Here’s my question, If you were to place a monetary value on child care workers what would it be? We all know how important those first few years are to a child’s developing brain, and yet in this country, child care is anything but valued. Parents must navigate a piecemeal patchwork of semi-regulated private home care and institutional day care franchises or religious, sometimes co-operative pre-schools that in the end may or may not meet their needs. Poor, single-parent, and middle class working parents are hit hardest, because one parent’s salary may all but pay for child care, which means for many couples one will opt to stay home, not to work while their children are young…
You’ll notice I didn’t say the “Mother,” even though the latest US Census Bureau actually counts the Father as a “Child Care Provider” when he stays at home, but if it’s the Mom at home, well, not so much! http://parenting.blogs.nytimes.com/2012/02/08/the-census-bureau-counts-fathers-as-child-care/?_php=true&_type=blogs&_r=0
Presumably it’s our function right, to stay barefoot and pregnant at home raising the kiddos? And this is exactly the problem with our Democracy – we educate our girls, we passed Title IX, we expect women to contribute to the GNP, and yet we still manage to count them as the “designated” parent. It’s easier that way, then we as a country feel no obligation to provide child care!
I used to hate it when people said the Dad was “babysitting,” early feminists had to readjust their language to reflect the changing culture giving women sovereignty over their lives. After all, is the Mom babysitting when she cares for her progeny? No, we are parenting, co-parenting hopefully. Sure nursing Moms have a bit of a heavier load to begin with, but even with modern Dads picking up more of the slack at home, when both parents want of have to work, their options are dismal.
American day care performs abysmally. A 2007 survey by the National Institute of Child Health Development deemed the majority of operations to be “fair” or “poor”—only 10 percent provided high-quality care. Experts recommend a ratio of one caregiver for every three infants between six and 18 months, but just one-third of children are in settings that meet that standard. Depending on the state, some providers may need only minimal or no training in safety, health, or child development. http://www.newrepublic.com/article/112892/hell-american-day-care
And what do we pay these child care workers? Less than $20,000 a year, about the same as a parking lot attendant. Yes, someone who sits in a booth all day watching a small screen and making change is valued about the same in,this,country as someone responsible for our young child’s growth and development. And there are no national qualifications for child care workers, it is a state by state business where a GED will get you in the door.
In every other developed country, in the Big 8, working women and child care are valued. In France for example, the state subsidizes child care. Babies and toddlers can go to a “Creche” that is run by the public health system, while preschoolers can go to the “Ecole Maternelle,” with teachers who are paid the same as the public school teachers because it is part of the public education system. Is it any surprise that 80% of women return to work in France, while here it is around 60%? Even if one parent stays at home, or hires nannies, France gives these parents generous tax breaks.

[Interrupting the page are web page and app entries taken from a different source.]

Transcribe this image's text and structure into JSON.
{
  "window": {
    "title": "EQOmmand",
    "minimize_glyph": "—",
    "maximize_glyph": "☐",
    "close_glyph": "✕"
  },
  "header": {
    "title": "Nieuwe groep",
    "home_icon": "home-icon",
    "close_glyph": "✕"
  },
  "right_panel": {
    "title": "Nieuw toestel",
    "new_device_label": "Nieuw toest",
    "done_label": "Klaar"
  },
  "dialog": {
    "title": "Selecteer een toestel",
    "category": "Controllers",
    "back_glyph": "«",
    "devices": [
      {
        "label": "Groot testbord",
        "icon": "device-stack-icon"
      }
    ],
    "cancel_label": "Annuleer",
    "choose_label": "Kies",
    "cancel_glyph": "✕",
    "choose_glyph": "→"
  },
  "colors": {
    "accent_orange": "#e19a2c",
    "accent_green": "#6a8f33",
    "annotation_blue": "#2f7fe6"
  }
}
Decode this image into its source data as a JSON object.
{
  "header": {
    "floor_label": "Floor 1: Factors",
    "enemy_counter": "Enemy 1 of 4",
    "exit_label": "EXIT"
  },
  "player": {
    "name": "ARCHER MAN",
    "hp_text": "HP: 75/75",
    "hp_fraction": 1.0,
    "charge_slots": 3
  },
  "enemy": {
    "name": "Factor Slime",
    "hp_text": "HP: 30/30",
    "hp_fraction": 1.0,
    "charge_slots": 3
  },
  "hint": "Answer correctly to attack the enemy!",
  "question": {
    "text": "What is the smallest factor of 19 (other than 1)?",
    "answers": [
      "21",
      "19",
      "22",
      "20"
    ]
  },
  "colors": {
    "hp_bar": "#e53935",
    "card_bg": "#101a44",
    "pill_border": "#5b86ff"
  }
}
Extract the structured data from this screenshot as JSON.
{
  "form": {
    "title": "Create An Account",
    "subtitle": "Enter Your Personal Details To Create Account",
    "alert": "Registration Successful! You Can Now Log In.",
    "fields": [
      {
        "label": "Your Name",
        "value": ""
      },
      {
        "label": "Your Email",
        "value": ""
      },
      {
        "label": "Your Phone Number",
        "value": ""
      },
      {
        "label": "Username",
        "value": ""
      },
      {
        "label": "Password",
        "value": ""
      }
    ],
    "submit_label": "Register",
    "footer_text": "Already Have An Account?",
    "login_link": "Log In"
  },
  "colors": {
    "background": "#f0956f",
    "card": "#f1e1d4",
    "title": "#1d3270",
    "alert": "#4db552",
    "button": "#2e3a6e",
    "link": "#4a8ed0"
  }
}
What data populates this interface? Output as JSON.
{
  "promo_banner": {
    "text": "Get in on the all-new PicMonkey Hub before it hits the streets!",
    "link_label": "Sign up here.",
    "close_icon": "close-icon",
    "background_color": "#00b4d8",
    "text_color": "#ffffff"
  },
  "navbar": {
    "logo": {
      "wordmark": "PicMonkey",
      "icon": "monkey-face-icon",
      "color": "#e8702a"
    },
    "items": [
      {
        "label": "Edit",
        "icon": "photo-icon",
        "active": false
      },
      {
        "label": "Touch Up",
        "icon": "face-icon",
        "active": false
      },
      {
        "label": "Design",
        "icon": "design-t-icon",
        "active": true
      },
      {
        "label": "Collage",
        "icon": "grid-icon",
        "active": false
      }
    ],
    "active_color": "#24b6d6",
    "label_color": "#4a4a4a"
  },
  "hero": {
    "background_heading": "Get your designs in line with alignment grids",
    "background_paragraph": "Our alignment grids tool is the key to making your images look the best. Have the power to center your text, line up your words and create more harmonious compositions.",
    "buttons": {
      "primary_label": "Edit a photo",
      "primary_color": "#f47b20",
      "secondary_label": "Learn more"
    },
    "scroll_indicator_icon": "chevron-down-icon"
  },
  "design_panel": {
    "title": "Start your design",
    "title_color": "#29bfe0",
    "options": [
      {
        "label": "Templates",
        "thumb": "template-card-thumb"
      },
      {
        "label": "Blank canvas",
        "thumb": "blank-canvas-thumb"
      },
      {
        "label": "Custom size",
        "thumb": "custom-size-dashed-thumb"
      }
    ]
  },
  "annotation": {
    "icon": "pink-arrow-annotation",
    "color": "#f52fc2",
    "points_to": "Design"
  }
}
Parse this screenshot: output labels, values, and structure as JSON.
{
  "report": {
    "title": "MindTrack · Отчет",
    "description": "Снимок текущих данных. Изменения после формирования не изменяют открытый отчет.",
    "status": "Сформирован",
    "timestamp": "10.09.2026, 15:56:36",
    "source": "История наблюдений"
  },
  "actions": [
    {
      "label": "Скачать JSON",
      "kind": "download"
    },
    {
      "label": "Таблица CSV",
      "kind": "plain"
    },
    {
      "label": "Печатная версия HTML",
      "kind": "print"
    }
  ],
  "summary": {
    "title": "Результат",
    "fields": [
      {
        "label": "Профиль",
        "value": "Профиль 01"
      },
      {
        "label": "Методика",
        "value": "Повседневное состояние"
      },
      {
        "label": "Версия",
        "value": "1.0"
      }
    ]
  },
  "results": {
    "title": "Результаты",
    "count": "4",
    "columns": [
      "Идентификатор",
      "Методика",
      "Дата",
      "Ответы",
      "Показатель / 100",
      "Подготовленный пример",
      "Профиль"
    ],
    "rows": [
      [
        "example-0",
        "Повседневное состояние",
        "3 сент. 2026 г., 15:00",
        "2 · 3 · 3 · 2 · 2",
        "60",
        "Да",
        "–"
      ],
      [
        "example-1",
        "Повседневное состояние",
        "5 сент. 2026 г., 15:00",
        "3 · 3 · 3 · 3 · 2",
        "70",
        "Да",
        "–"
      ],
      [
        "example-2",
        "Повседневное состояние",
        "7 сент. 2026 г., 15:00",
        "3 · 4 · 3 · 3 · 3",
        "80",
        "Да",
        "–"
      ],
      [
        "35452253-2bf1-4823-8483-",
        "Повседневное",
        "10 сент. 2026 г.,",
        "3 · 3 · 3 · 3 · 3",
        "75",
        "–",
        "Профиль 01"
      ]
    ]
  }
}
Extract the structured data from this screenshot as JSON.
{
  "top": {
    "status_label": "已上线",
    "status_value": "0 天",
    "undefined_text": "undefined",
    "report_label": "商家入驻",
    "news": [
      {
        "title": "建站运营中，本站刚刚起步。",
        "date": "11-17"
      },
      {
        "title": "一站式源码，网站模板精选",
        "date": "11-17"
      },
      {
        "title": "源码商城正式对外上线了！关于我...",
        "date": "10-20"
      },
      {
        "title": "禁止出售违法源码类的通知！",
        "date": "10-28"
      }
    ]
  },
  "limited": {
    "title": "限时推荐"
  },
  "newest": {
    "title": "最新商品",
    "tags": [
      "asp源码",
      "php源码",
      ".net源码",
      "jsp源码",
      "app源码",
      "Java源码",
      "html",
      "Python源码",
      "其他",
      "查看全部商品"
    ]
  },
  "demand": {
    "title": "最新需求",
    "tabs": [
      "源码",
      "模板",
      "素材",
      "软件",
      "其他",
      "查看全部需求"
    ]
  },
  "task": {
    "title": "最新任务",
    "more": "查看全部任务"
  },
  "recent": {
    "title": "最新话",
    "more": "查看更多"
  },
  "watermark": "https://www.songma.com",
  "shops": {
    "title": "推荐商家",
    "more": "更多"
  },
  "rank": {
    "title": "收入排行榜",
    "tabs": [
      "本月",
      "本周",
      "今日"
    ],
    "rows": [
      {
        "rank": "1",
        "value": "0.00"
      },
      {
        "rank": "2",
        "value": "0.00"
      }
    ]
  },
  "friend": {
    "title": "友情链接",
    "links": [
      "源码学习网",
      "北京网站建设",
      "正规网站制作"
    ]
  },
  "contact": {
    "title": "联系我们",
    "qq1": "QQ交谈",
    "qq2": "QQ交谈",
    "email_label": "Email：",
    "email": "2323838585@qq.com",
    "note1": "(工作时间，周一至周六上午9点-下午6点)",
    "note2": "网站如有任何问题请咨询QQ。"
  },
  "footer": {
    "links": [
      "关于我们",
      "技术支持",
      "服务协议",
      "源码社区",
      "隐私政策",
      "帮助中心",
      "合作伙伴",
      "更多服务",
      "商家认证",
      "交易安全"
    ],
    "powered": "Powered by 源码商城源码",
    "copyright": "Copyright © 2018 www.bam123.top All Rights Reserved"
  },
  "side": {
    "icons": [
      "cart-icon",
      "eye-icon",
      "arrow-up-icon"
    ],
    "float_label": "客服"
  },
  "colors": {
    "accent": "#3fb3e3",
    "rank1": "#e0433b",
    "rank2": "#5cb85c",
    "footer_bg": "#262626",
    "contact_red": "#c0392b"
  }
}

In Denmark, most men take a three month paternity leave, and no parent pays more than 25% for child care. I know. http://www.theguardian.com/society/2012/feb/18/britain-learn-denmark-childcare-model
And guess where our government does set standards on child care, the military! “More than 98 percent of military child care centers meet standards set by the National Association for the Education of Young Children, compared with only 10 percent of private-sector day cares.” Interesting, I guess the American dream does exist for some women in uniform, so long as you don’t mind where you’ll be stationed or that you may be called to duty in a war zone.
If we as a nation would like to move more people out of poverty, and benefit from the increased taxes and economic development of more women in the workplace, we will have to make universal Pre-K a reality. It’s that simple.